For several years, I made a very small yearly donation ($10-$15) to Wikipedia when I would come across their oddly ugly banner ads. I use Wikipedia daily, often multiple times a day, not just because of the convenience, nor because of the way Wikipedia has muscled its way to the top of Google’s search rankings, but because I honestly believe in Wikipedia’s mission. The idea of creating a free and open repository of human knowledge, with versions in many languages (potentially all human languages), strikes some deep chord in my psyche. I suppose, now that I am daring myself to put it into words, that I am fascinated by Teilhard de Chardin’s idea of The Omega Point: that goal of universal love and community toward which humanity is striving–and which I believe it is our destiny to find. Wikipedia seems to me a step on that dim path.
One might ask, if Wikipedia is a sign of the coming Omega Point, why I would only give $10. That’s an excellent question, and I don’t come out looking very good in any of the answers I could come up with. And anyway, I haven’t given any money at all since reading David Auerbach’s piece in Slate on the misogyny and trollery of many of Wikipedia’s core of editors. As a teacher of research writing, I’m well aware of the uses and misuses of Wikipedia, the many inaccuracies and at times true mendacity, the often flabby writing and foggy explanation. I’ve lately felt ambivalent about this tool that I use so often: is this worldwide experiment in democracy and collaboration so fatally flawed that I should begin looking for a better encyclopedia, something which accomplishes what Wikipedia tried to and failed?
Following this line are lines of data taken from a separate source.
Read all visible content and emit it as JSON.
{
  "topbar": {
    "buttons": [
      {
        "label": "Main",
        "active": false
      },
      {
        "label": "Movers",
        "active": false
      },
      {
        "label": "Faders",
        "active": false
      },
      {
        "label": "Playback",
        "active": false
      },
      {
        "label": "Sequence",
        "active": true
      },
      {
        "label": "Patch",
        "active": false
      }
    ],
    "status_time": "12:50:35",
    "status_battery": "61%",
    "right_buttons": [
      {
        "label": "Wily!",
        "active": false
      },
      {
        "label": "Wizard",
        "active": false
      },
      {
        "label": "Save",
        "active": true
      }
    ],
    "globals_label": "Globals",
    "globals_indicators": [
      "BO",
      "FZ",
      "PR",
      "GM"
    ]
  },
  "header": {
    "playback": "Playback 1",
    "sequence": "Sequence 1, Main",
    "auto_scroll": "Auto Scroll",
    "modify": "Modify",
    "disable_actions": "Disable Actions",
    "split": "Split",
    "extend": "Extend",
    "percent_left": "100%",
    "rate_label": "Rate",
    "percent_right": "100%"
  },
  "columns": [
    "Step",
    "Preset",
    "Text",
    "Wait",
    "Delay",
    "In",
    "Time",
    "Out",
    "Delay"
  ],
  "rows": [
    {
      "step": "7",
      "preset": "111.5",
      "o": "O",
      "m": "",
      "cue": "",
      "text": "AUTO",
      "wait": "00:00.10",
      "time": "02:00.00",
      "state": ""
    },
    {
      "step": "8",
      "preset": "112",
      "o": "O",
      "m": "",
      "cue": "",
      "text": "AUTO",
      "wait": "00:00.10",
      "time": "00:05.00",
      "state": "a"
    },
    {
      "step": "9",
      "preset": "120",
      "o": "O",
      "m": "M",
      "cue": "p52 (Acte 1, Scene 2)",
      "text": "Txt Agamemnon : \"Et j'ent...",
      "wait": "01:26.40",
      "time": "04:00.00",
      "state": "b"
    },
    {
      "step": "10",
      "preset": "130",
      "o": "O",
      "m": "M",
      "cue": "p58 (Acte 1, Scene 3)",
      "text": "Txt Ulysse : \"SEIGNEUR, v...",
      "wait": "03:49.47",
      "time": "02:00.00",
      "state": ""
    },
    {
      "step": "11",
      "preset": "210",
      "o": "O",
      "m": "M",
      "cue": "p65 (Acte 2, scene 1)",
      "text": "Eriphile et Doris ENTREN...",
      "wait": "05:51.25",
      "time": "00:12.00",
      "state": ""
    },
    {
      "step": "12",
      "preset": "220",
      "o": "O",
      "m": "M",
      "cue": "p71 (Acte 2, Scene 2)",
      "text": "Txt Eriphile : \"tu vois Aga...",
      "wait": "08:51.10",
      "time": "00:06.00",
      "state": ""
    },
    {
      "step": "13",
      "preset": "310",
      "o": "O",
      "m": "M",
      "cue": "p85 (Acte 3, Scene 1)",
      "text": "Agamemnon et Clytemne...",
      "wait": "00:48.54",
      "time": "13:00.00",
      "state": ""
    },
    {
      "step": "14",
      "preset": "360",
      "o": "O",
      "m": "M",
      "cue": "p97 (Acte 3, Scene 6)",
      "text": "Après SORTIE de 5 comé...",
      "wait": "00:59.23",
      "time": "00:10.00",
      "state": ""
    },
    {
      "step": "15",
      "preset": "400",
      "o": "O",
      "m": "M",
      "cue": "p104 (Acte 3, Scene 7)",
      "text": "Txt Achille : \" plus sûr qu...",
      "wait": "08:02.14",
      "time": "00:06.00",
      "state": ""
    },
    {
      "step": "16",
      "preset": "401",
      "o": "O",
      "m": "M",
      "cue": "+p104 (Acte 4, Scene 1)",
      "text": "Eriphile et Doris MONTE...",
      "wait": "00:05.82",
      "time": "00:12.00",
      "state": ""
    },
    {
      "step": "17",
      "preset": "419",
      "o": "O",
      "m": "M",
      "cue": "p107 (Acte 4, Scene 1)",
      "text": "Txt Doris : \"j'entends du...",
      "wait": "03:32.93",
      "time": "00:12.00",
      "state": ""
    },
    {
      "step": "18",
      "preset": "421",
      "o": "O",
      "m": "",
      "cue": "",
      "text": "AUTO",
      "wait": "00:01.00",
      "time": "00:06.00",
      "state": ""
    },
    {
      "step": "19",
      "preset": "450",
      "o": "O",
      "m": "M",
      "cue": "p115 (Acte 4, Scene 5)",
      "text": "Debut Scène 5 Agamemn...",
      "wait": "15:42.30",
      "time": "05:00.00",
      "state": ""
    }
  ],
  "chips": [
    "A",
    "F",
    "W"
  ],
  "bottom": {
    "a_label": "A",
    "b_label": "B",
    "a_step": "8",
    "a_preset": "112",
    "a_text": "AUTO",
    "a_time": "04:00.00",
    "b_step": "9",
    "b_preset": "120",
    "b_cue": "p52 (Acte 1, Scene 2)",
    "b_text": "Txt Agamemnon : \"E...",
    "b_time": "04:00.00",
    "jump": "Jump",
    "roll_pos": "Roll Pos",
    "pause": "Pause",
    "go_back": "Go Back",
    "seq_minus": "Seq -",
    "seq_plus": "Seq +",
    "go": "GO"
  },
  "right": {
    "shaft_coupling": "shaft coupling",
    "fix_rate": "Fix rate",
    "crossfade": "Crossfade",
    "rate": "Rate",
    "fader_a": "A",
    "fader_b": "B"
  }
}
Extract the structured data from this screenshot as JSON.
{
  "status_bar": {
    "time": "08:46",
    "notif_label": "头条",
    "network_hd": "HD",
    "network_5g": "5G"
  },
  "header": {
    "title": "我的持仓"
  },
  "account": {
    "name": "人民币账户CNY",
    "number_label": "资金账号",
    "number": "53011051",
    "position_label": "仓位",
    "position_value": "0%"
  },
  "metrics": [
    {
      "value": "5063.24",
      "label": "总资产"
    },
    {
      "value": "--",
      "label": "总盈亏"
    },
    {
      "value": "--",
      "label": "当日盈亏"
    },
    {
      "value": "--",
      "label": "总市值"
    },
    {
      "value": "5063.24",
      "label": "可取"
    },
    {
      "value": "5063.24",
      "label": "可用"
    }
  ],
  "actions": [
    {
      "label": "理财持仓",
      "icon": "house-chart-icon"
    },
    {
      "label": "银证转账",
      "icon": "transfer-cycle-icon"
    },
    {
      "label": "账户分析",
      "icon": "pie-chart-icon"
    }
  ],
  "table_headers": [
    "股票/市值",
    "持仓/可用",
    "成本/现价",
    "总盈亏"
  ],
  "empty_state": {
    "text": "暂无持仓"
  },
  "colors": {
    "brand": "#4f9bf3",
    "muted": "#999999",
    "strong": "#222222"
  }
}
Wikipedia’s glaring flaws notwithstanding, I suppose I still see it as one of the best things in town: non-profit, devoted in principle (and often in practice) to human betterment and the common good. The low participation of women in the project troubles me, but I’m heartened a bit at least to know that the Wikimedia Foundation is actively trying to close that gap (and that the participation of women has increased last year over the year before, even if not by as much as the foundation had hoped). Perhaps it’s time to put aside my gripes and give a little to this project.